58-74 mph (50-64 kt) Large limbs break; shallow rooted trees pushed over. Semi-trucks overturned. More significant damage to old/weak structures. Shingles, awnings removed from houses; damage to chimneys and antennas.
75-89 mph (65-77 kt) Widespread damage to trees with large limbs down or trees broken/uprooted. Mobile homes may be pushed off foundation or overturned. Roof may be partially peeled off industrial/commercial/ warehouse buildings. Some minor roof damage to homes. Weak structures (e.g., farm buildings, airplane hangars) may be severely damaged.
90+ mph (78+ kt) Many large trees broken and uprooted. Mobile homes damaged. Roofs partially peeled off homes and buildings. Moving automobiles pushed off the road. Barns, sheds demolished.
Winter Weather Guidelines
Observations are not limited to summer storms only. The NWS is especially interested in reports when snow is falling and radar echoes are not always able to detect the amount of snowfall and conditions on the ground. Please pass on the following information to your weather service office
Winter Weather
  • Precipitation type changes (rain to sleet/freezing rain/snow, when the change has "taken hold")
  • Thunder, when accompanied by snow
  • 1/3" radial ice accretion (from twig outward; not circumference)
  • Minor, Moderate or Major Coastal Flooding
  • Ice Jams
  • First 2 inches; every 2-3 inches thereafter
  • 1 inch per hour or greater
  • If less than 2 inched total, give final total only
  • After the storm has passed, please give a final total.
Frequently Asked Questions
What is my spotter ID number? Do I get an ID card?
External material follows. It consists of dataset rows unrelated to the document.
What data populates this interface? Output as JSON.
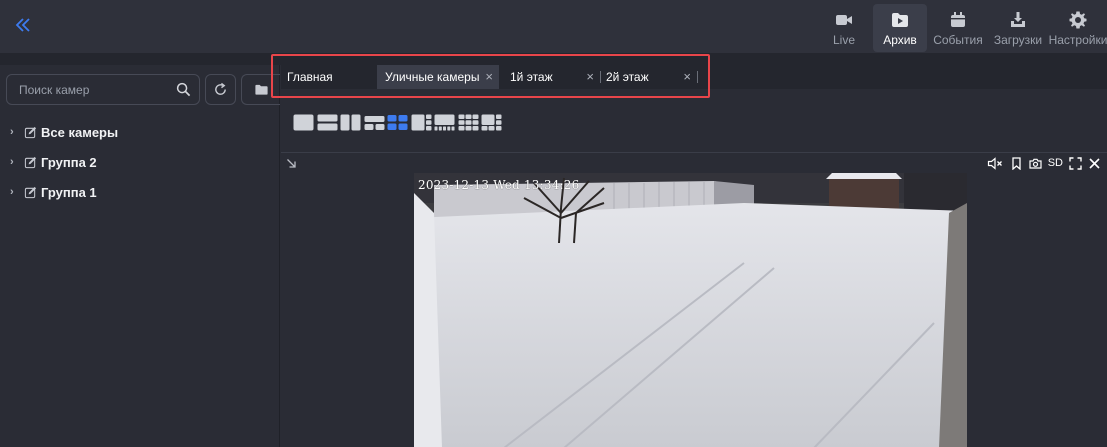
{
  "colors": {
    "accent": "#3d7bf0",
    "highlight": "#e8454a",
    "background": "#2a2c35",
    "topbar": "#2f313b"
  },
  "topbar": {
    "collapse_icon": "double-chevron-left-icon",
    "nav": [
      {
        "label": "Live",
        "icon": "video-camera-icon",
        "active": false
      },
      {
        "label": "Архив",
        "icon": "archive-folder-icon",
        "active": true
      },
      {
        "label": "События",
        "icon": "calendar-icon",
        "active": false
      },
      {
        "label": "Загрузки",
        "icon": "download-icon",
        "active": false
      },
      {
        "label": "Настройки",
        "icon": "gear-icon",
        "active": false
      }
    ]
  },
  "sidebar": {
    "search_placeholder": "Поиск камер",
    "tree": [
      {
        "label": "Все камеры"
      },
      {
        "label": "Группа 2"
      },
      {
        "label": "Группа 1"
      }
    ]
  },
  "main": {
    "tabs": [
      {
        "label": "Главная",
        "closable": false,
        "active": false
      },
      {
        "label": "Уличные камеры",
        "closable": true,
        "active": true
      },
      {
        "label": "1й этаж",
        "closable": true,
        "active": false
      },
      {
        "label": "2й этаж",
        "closable": true,
        "active": false
      }
    ],
    "close_glyph": "×",
    "active_layout_index": 4
  },
  "camera": {
    "timestamp": "2023-12-13 Wed 13:34:26",
    "stream_quality": "SD"
  }
}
NWS Taunton does issue certificates or ID cards for spotters. In order to obtain your spotter ID #, you must attend a SKYWARN training session. There is also a 5 year retraining requirement in which spotters can attend another live session or take the online class.
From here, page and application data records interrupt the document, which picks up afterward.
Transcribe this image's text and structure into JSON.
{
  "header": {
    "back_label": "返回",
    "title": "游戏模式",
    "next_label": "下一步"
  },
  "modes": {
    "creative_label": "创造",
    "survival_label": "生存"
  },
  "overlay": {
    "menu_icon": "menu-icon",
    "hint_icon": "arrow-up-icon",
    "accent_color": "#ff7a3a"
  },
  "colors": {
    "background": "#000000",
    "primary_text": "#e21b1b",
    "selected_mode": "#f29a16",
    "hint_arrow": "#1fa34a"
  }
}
Image of a question mark
How do I become a member of SKYWARN?

SKYWARN is not really something to be a member of. It's the concept of using volunteer storm spotters to provide critical information to local communities and to the NWS, and that's what has driven the storm spotter program since it began decades ago. Your community may have an organized storm spotter network that uses the name SKYWARN, and you should contact your local emergency manager to find out what formal spotter networks are in place near you.
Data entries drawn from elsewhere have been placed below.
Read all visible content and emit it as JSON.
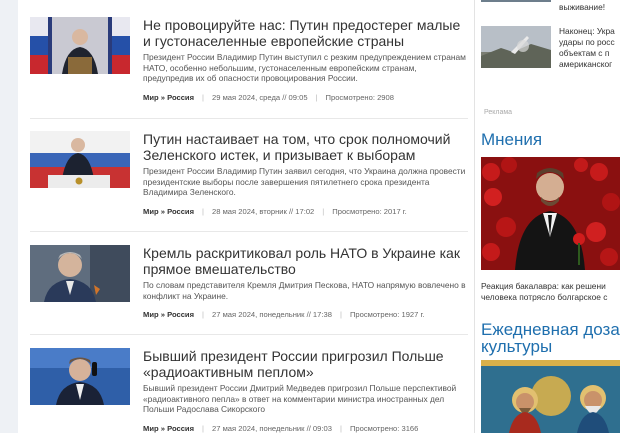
{
  "articles": [
    {
      "title": "Не провоцируйте нас: Путин предостерег малые и густонаселенные европейские страны",
      "lead": "Президент России Владимир Путин выступил с резким предупреждением странам НАТО, особенно небольшим, густонаселенным европейским странам, предупредив их об опасности провоцирования России.",
      "category": "Мир » Россия",
      "date": "29 мая 2024, среда // 09:05",
      "views": "Просмотрено: 2908"
    },
    {
      "title": "Путин настаивает на том, что срок полномочий Зеленского истек, и призывает к выборам",
      "lead": "Президент России Владимир Путин заявил сегодня, что Украина должна провести президентские выборы после завершения пятилетнего срока президента Владимира Зеленского.",
      "category": "Мир » Россия",
      "date": "28 мая 2024, вторник // 17:02",
      "views": "Просмотрено: 2017 г."
    },
    {
      "title": "Кремль раскритиковал роль НАТО в Украине как прямое вмешательство",
      "lead": "По словам представителя Кремля Дмитрия Пескова, НАТО напрямую вовлечено в конфликт на Украине.",
      "category": "Мир » Россия",
      "date": "27 мая 2024, понедельник // 17:38",
      "views": "Просмотрено: 1927 г."
    },
    {
      "title": "Бывший президент России пригрозил Польше «радиоактивным пеплом»",
      "lead": "Бывший президент России Дмитрий Медведев пригрозил Польше перспективой «радиоактивного пепла» в ответ на комментарии министра иностранных дел Польши Радослава Сикорского",
      "category": "Мир » Россия",
      "date": "27 мая 2024, понедельник // 09:03",
      "views": "Просмотрено: 3166"
    }
  ],
  "sidebar": {
    "top_text": "выживание!",
    "news_item": "Наконец: Укра удары по росс объектам с п американског",
    "ad_label": "Реклама",
    "opinions_heading": "Мнения",
    "opinion_caption": "Реакция бакалавра: как решени человека потрясло болгарское с",
    "culture_heading": "Ежедневная доза культуры"
  }
}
Do I need an amateur radio license to be a storm spotter?

It depends on your community and how involved you want to be. You don't have to be an amateur radio operator to make a weather report, but many spotter networks are made up of dedicated amateur radio operators who use radio to coordinate their local network and to relay reports to the NWS. If you're interested in learning more about amateur radio, visit this site.

How do I report severe weather?

Feel free to give us a call on the 1-800 number listed on your spotter ID card, or you can also give us your report through our online reporting form. If you by chance take any pictures or ideos of hazardous weather across southern New England, you can post that information on our Facebook and/or Twitter accounts.

How long are the classes and are they free?

The SKYWARN classes generally run about 2 hours long. They are free and open to the public. Registration may be required at some of the training site but that will be noted on the training list.

Image of SCUD
SCUD moving across North Woburn, MA. Picture by Boris A Konon
Is there a minimum age requirement to become a spotter?

Because of the complexity of severe thunderstorm structure and development, and the potential danger involved, spotting is recommended for adults. High School and Junior High School or Middle School students are welcome to attend the class with a parent or other adult. Spotter numbers are given to anyone who attends a training and is at least 16 years of age or older. People younger than 16 who desire a spotter number, and who can present special circumstances will be evaluated on a case-by-case basis.

Have a question? Contact Stephanie Dunten